Global equities slumped on Monday after a spate of explosions in Ukraine’s capital prompted investors to flee to safe-haven assets such as the dollar and Treasuries.
Any hope that the Federal Reserve will take a milder approach on monetary policy was dashed on Friday by statistics showing that unemployment decreased in September, indicating a labor market free of high inflation.
The dollar held firm against a basket of currencies, while a number of market-based measures of investor risk nervousness showed another increase.
Russian missile strikes during Monday’s rush hour across Ukraine killed at least five people in the capital Kyiv, in apparent revenge bombings after President Vladimir Putin declared an explosion on the bridge to Crimea to be a terrorist attack.
Wall Street sank on Friday after an upbeat payrolls report cemented expectations for another large rate hike.
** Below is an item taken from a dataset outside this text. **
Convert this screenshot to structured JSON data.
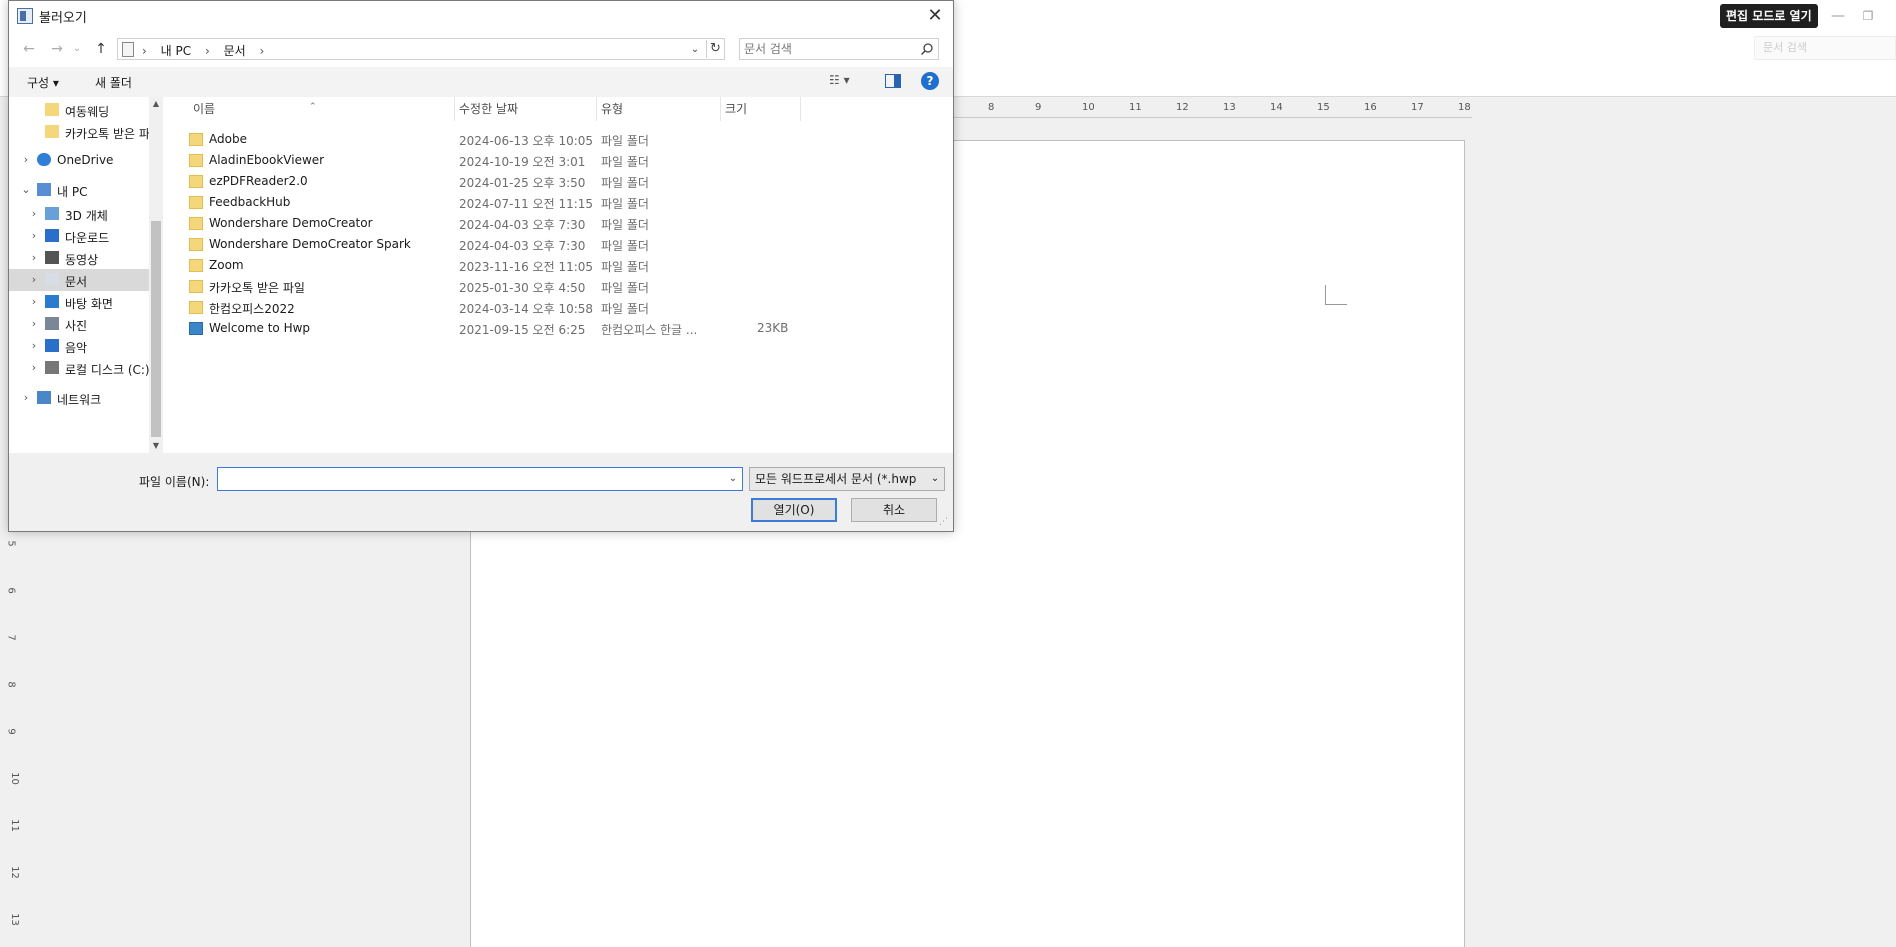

Futures imply a more than 80% chance of rates rising by 75 basis points next month, while the European Central Bank (ECB) is expected to match that and the Bank of England to hike by at least 100 basis points.